- $rootPassword – Enter the password set for the root user during provisioning.
- $vmSuffix – Enter a string such as 'NGF'. This string is prepended to the resources created for the firewall VM and also used as the VM name.
- $vmSize – Enter the VM size matching the used storage type. E.g., 'Standard_A3'
- Save the script.
Step 2. Run the PowerShell Script
- Open a PowerShell terminal.
Execute the ngf_deploy.ps1 script.
Enter your Azure credentials when prompted.
The public IP address, username, and password for the deployed NextGen Firewall is displayed after a successful deployment.
Step 3. Log In via NextGen Admin
Verify that NextGen Admin is configured to use SPoE as the connection method.
- Launch Barracuda NextGen Admin.
- Verify that SPoE is enabled in the NextGen Admin settings. For more information, see NextGen Admin Settings.
- Select Firewall.
- Enter the login information:
- Management IP – Enter the public IP address of your firewall VM from Step 5.
Username – Enter
- Password – Enter the password you set during deployment.
- Click Log In.
You are now successfully logged into your NextGen Firewall F VM.
- Activate the license. For more information, see How to Activate and License a Stand-alone Virtual or Public Cloud F-Series Firewall or Control Center.
- (Important!) Limit access to the management ports of the Barracuda CloudGen Firewall (TCP/807 and TCP/22) to only specific source IP addresses.

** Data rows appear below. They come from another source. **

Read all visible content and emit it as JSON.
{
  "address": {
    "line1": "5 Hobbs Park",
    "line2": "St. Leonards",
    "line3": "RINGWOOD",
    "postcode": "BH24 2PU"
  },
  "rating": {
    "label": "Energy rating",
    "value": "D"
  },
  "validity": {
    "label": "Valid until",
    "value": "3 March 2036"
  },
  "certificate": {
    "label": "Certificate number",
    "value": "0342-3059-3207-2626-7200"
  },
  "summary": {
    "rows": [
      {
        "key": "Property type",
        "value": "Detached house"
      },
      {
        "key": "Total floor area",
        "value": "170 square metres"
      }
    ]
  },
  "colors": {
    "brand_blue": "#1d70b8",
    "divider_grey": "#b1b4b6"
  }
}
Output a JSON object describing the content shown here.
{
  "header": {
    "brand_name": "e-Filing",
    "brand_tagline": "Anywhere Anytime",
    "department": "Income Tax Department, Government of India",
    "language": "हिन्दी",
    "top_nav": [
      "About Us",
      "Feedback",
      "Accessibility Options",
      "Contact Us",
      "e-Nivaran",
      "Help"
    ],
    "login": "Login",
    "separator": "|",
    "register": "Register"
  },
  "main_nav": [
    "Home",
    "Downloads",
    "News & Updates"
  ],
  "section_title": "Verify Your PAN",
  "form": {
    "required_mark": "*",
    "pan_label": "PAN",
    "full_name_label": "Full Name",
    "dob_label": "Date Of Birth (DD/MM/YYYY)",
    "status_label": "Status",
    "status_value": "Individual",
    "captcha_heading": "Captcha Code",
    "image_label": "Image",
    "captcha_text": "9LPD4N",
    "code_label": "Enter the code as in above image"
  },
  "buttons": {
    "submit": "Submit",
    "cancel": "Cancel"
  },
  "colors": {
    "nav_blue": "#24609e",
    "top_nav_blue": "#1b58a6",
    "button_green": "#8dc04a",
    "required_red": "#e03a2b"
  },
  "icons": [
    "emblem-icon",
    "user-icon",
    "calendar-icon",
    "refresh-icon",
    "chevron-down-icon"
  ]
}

For more information, see How to Change the Root Password and Management ACL.
- Configure UDR Azure route table. For more information, see How to Configure Azure Route Tables (UDR) using PowerShell and ARM.
Configure Azure cloud integration on the firewall. For more information, see How to Configure Azure Cloud Integration using ARM.
- To use two firewalls in an HA cluster, see How to Configure a High Availability Cluster in Azure using PowerShell and ARM.